Task details
Copy out each line below in which the string "screenshot" appears.

━━━ Records for the exercise ━━━

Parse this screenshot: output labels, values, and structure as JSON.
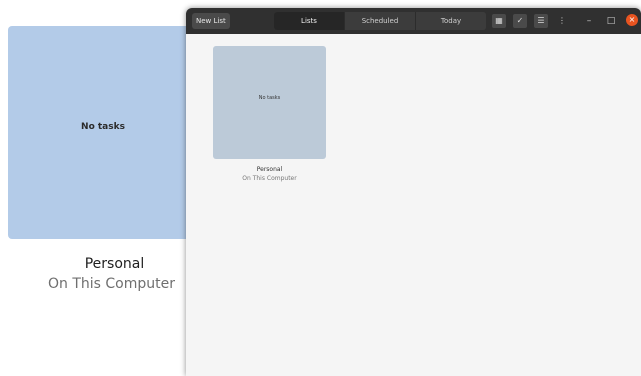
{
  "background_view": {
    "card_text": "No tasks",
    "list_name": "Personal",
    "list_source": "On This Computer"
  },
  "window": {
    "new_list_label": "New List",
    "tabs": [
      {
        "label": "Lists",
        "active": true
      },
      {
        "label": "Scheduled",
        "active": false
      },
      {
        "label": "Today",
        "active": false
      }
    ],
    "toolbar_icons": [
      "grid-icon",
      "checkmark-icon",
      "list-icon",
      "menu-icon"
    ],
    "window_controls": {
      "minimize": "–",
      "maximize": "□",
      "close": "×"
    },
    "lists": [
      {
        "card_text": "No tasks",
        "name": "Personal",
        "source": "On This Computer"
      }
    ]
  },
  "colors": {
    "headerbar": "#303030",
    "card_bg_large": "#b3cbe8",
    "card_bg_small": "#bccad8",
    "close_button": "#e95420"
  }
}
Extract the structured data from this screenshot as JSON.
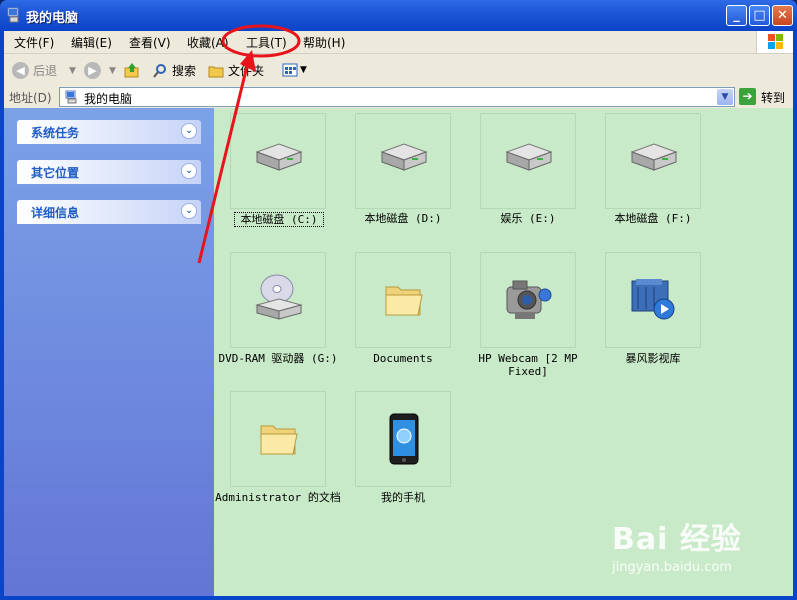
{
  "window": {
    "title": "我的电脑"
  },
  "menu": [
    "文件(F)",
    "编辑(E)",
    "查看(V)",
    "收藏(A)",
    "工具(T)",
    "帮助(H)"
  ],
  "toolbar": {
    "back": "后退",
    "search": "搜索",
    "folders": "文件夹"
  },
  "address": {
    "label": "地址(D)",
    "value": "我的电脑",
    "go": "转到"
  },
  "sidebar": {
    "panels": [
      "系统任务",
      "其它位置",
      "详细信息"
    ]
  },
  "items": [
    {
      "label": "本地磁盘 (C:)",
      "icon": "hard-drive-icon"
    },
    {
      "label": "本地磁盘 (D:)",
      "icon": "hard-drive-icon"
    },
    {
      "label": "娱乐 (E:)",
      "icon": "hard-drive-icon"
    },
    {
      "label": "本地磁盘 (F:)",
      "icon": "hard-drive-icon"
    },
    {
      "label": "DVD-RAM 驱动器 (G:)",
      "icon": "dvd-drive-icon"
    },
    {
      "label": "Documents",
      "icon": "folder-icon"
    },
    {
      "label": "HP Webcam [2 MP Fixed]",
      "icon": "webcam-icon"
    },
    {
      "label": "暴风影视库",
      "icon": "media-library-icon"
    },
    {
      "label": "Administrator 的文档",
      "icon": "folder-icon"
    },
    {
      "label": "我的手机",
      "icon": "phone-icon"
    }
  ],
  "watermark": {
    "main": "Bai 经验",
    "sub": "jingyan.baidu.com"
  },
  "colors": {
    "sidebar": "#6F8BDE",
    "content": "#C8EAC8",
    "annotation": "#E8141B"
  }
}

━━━
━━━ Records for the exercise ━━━

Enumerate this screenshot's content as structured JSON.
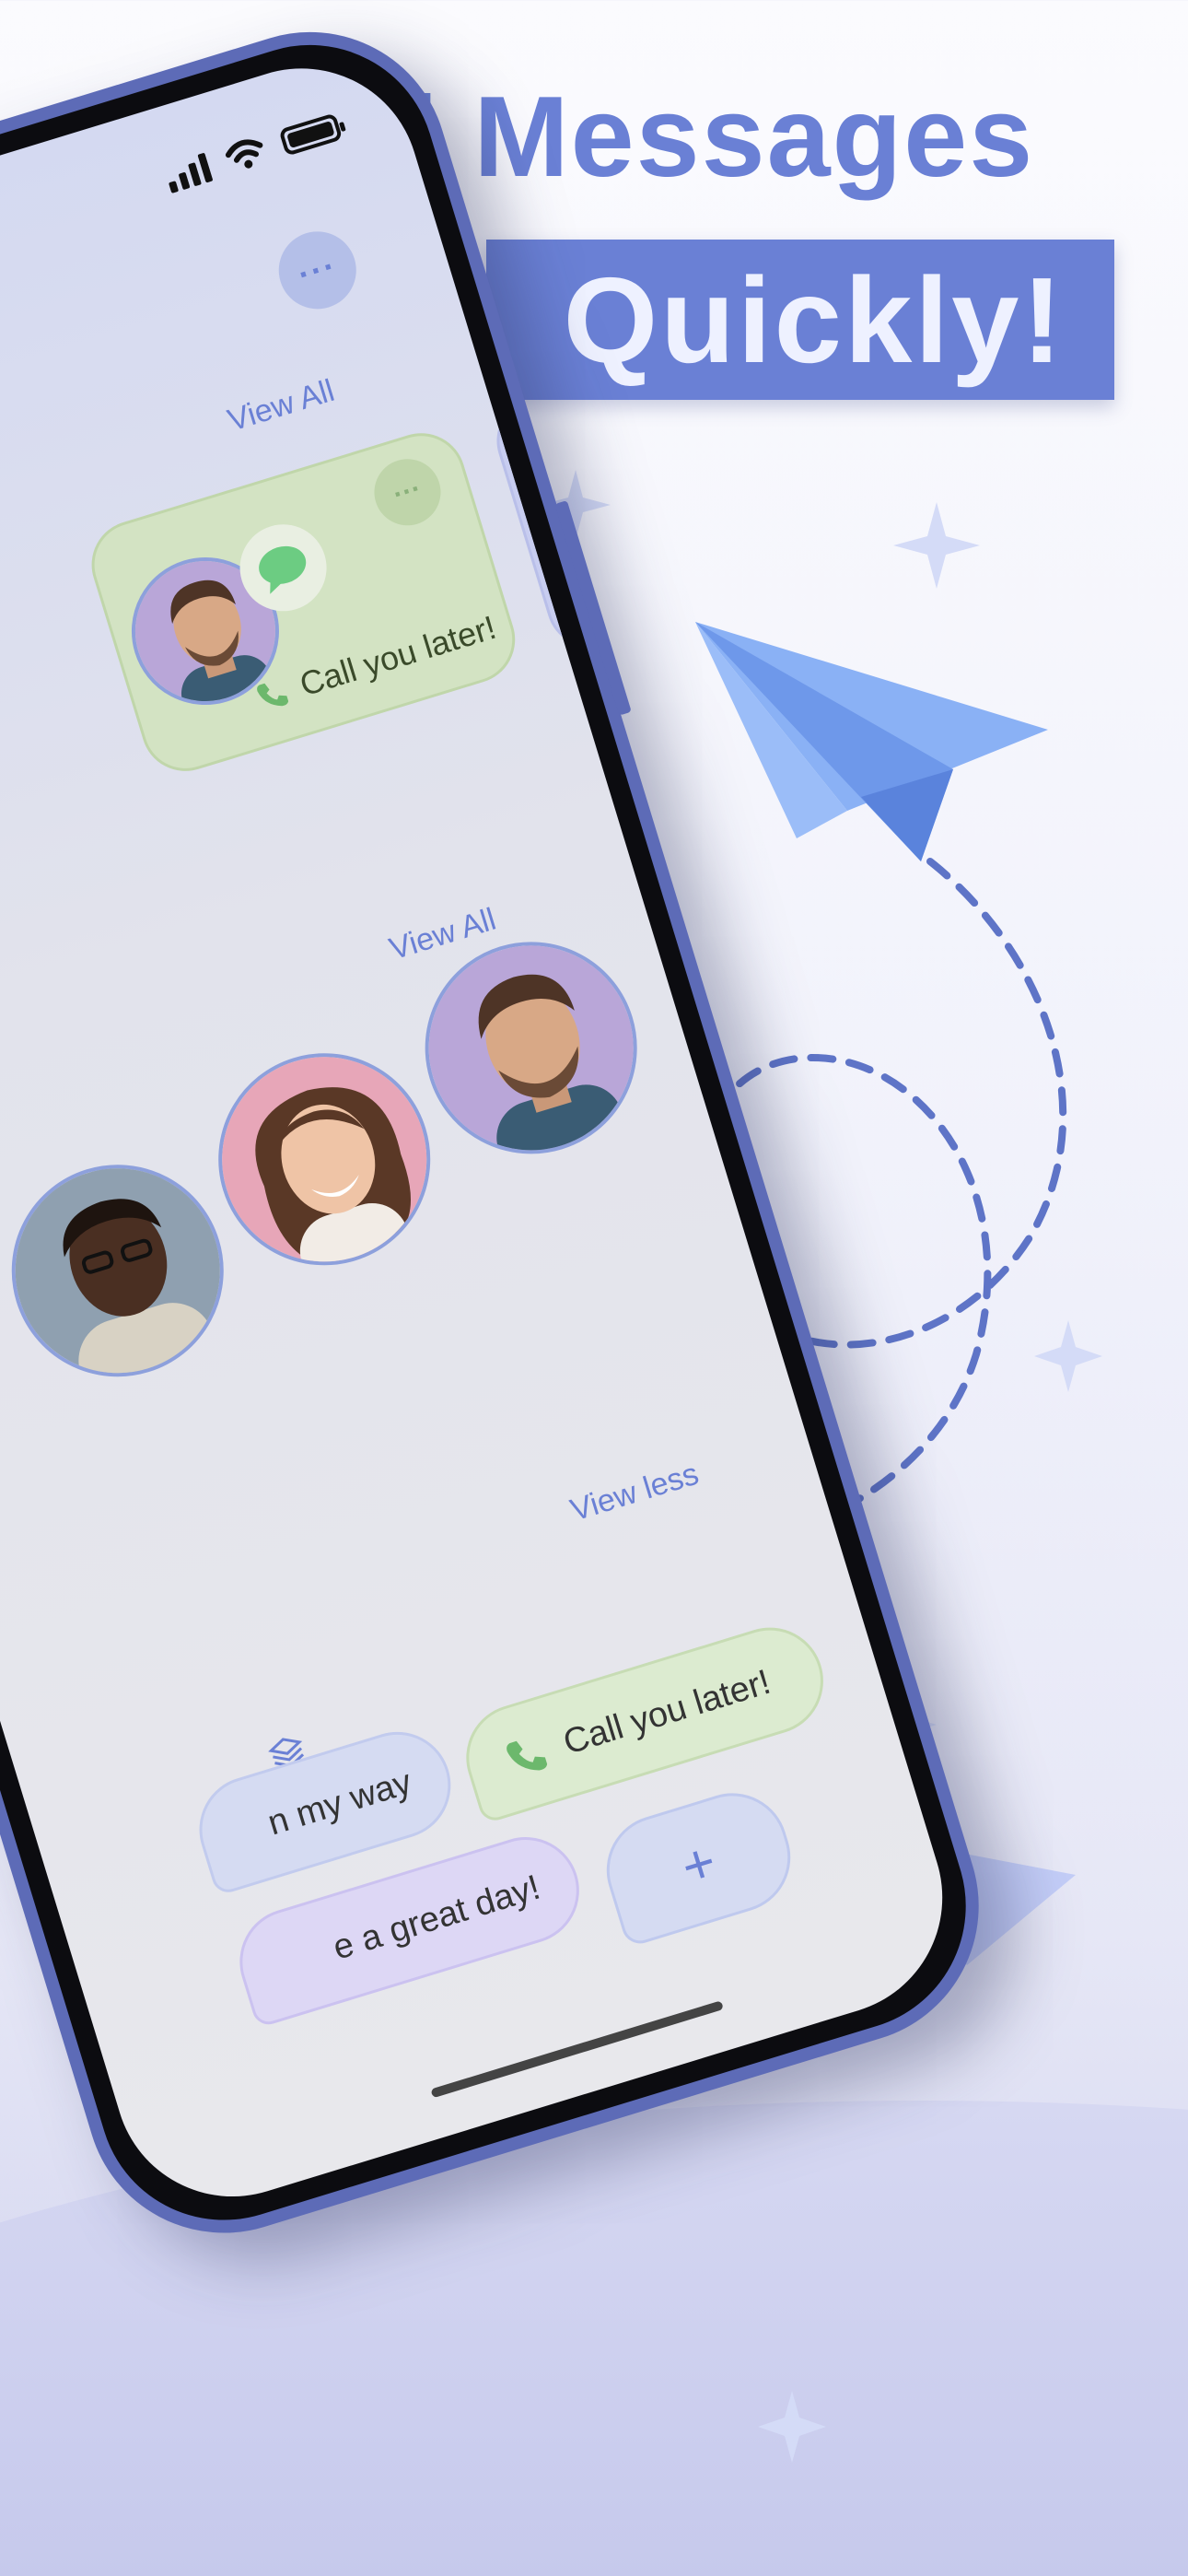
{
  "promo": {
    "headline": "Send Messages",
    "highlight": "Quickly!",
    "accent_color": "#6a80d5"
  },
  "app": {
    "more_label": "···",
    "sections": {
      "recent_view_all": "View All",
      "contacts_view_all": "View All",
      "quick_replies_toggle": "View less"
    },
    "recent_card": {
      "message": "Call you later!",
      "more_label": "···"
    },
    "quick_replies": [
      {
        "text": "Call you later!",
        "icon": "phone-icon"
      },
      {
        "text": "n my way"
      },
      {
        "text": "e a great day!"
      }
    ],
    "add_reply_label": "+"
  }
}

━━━

Task answer
Parse this screenshot: output labels, values, and structure as JSON.
Extract the structured data from this screenshot as JSON.
Enumerate this screenshot's content as structured JSON.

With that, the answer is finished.